-- Opening Marker --

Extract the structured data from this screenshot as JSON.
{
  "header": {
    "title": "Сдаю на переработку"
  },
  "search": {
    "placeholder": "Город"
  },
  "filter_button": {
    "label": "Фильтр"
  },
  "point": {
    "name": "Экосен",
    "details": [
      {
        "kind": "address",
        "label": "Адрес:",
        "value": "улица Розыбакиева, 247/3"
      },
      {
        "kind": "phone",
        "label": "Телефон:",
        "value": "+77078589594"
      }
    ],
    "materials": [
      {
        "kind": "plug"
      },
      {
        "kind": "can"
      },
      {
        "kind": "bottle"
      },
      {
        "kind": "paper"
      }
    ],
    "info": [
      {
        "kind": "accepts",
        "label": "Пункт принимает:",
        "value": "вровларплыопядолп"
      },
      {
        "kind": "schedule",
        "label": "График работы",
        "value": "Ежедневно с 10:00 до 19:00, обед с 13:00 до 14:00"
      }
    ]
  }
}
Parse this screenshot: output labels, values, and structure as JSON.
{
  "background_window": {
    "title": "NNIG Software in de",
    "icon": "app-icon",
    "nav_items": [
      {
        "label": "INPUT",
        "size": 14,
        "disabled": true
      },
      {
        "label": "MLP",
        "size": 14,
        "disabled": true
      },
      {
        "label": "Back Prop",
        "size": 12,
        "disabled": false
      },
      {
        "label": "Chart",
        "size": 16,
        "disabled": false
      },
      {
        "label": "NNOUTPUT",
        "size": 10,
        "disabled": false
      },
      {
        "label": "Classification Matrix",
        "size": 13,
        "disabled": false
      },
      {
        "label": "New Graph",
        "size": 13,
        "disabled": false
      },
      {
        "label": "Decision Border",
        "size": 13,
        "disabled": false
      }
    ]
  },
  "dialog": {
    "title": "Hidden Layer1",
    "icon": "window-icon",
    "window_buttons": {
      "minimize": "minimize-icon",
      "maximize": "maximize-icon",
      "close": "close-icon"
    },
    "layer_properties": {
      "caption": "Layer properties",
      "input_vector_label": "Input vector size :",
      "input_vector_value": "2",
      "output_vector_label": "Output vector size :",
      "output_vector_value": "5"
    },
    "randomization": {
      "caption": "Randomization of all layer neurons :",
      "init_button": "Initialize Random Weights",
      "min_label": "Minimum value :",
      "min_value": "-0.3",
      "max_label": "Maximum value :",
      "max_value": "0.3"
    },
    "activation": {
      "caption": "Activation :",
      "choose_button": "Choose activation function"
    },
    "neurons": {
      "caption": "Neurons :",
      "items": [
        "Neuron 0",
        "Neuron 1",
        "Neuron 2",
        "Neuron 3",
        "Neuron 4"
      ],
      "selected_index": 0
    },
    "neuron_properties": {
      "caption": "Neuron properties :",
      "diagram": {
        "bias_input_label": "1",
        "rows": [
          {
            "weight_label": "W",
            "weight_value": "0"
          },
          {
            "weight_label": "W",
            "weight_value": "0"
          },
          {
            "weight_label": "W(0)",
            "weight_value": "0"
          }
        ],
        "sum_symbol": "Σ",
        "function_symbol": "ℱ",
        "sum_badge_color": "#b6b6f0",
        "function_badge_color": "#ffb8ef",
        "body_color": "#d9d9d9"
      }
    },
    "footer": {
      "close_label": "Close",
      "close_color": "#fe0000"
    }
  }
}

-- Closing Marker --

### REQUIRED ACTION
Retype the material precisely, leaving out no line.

### ANSWER FOR THE TASK
Extract the structured data from this screenshot as JSON.
{
  "header": {
    "title": "Сдаю на переработку"
  },
  "search": {
    "placeholder": "Город"
  },
  "filter_button": {
    "label": "Фильтр"
  },
  "point": {
    "name": "Экосен",
    "details": [
      {
        "kind": "address",
        "label": "Адрес:",
        "value": "улица Розыбакиева, 247/3"
      },
      {
        "kind": "phone",
        "label": "Телефон:",
        "value": "+77078589594"
      }
    ],
    "materials": [
      {
        "kind": "plug"
      },
      {
        "kind": "can"
      },
      {
        "kind": "bottle"
      },
      {
        "kind": "paper"
      }
    ],
    "info": [
      {
        "kind": "accepts",
        "label": "Пункт принимает:",
        "value": "вровларплыопядолп"
      },
      {
        "kind": "schedule",
        "label": "График работы",
        "value": "Ежедневно с 10:00 до 19:00, обед с 13:00 до 14:00"
      }
    ]
  }
}
Parse this screenshot: output labels, values, and structure as JSON.
{
  "background_window": {
    "title": "NNIG Software in de",
    "icon": "app-icon",
    "nav_items": [
      {
        "label": "INPUT",
        "size": 14,
        "disabled": true
      },
      {
        "label": "MLP",
        "size": 14,
        "disabled": true
      },
      {
        "label": "Back Prop",
        "size": 12,
        "disabled": false
      },
      {
        "label": "Chart",
        "size": 16,
        "disabled": false
      },
      {
        "label": "NNOUTPUT",
        "size": 10,
        "disabled": false
      },
      {
        "label": "Classification Matrix",
        "size": 13,
        "disabled": false
      },
      {
        "label": "New Graph",
        "size": 13,
        "disabled": false
      },
      {
        "label": "Decision Border",
        "size": 13,
        "disabled": false
      }
    ]
  },
  "dialog": {
    "title": "Hidden Layer1",
    "icon": "window-icon",
    "window_buttons": {
      "minimize": "minimize-icon",
      "maximize": "maximize-icon",
      "close": "close-icon"
    },
    "layer_properties": {
      "caption": "Layer properties",
      "input_vector_label": "Input vector size :",
      "input_vector_value": "2",
      "output_vector_label": "Output vector size :",
      "output_vector_value": "5"
    },
    "randomization": {
      "caption": "Randomization of all layer neurons :",
      "init_button": "Initialize Random Weights",
      "min_label": "Minimum value :",
      "min_value": "-0.3",
      "max_label": "Maximum value :",
      "max_value": "0.3"
    },
    "activation": {
      "caption": "Activation :",
      "choose_button": "Choose activation function"
    },
    "neurons": {
      "caption": "Neurons :",
      "items": [
        "Neuron 0",
        "Neuron 1",
        "Neuron 2",
        "Neuron 3",
        "Neuron 4"
      ],
      "selected_index": 0
    },
    "neuron_properties": {
      "caption": "Neuron properties :",
      "diagram": {
        "bias_input_label": "1",
        "rows": [
          {
            "weight_label": "W",
            "weight_value": "0"
          },
          {
            "weight_label": "W",
            "weight_value": "0"
          },
          {
            "weight_label": "W(0)",
            "weight_value": "0"
          }
        ],
        "sum_symbol": "Σ",
        "function_symbol": "ℱ",
        "sum_badge_color": "#b6b6f0",
        "function_badge_color": "#ffb8ef",
        "body_color": "#d9d9d9"
      }
    },
    "footer": {
      "close_label": "Close",
      "close_color": "#fe0000"
    }
  }
}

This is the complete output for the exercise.